(Page and application data records)
-- Opening Marker --

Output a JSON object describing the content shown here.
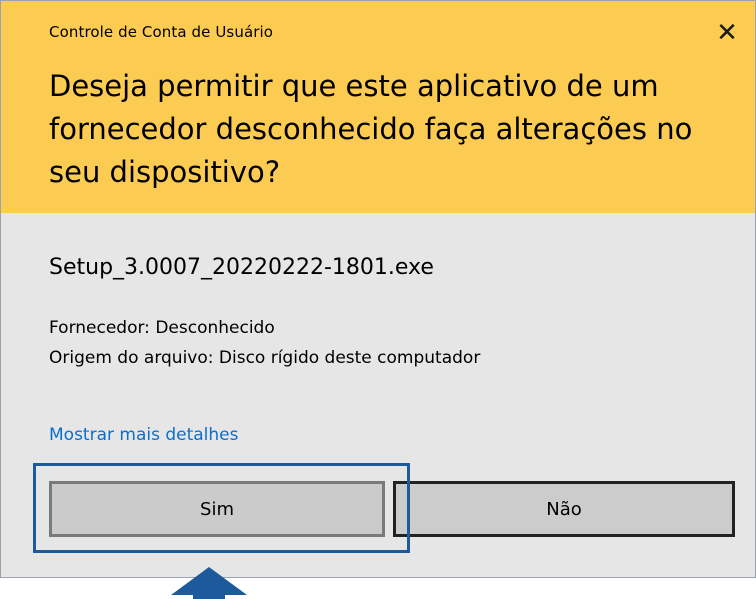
{
  "dialog": {
    "window_title": "Controle de Conta de Usuário",
    "close_glyph": "✕",
    "question": "Deseja permitir que este aplicativo de um fornecedor desconhecido faça alterações no seu dispositivo?",
    "file_name": "Setup_3.0007_20220222-1801.exe",
    "publisher": "Fornecedor: Desconhecido",
    "origin": "Origem do arquivo: Disco rígido deste computador",
    "details_link": "Mostrar mais detalhes",
    "yes_label": "Sim",
    "no_label": "Não"
  },
  "colors": {
    "header": "#fccb52",
    "body": "#e6e6e6",
    "link": "#0a6ed1",
    "highlight": "#1d5a9b"
  }
}
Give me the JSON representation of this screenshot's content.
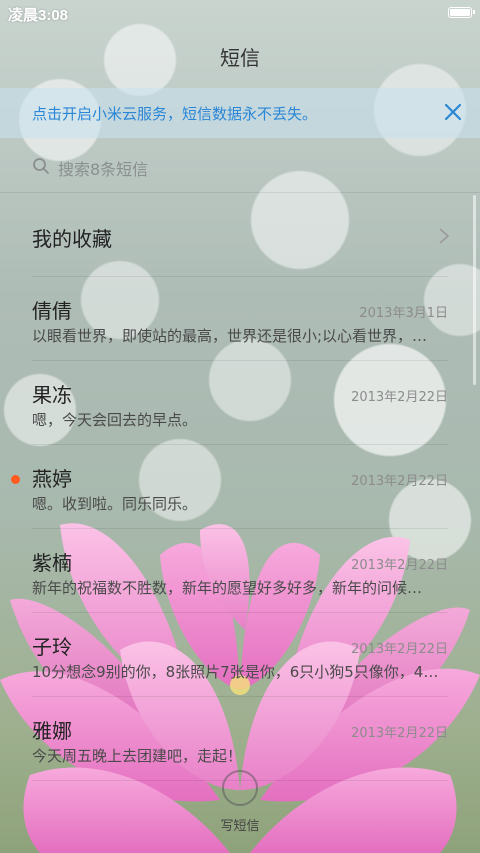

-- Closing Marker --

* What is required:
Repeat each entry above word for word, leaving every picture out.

* Response to the exercise:
Output a JSON object describing the content shown here.
{
  "dialog": {
    "window_title": "Controle de Conta de Usuário",
    "close_glyph": "✕",
    "question": "Deseja permitir que este aplicativo de um fornecedor desconhecido faça alterações no seu dispositivo?",
    "file_name": "Setup_3.0007_20220222-1801.exe",
    "publisher": "Fornecedor: Desconhecido",
    "origin": "Origem do arquivo: Disco rígido deste computador",
    "details_link": "Mostrar mais detalhes",
    "yes_label": "Sim",
    "no_label": "Não"
  },
  "colors": {
    "header": "#fccb52",
    "body": "#e6e6e6",
    "link": "#0a6ed1",
    "highlight": "#1d5a9b"
  }
}
Give me the JSON representation of this screenshot's content.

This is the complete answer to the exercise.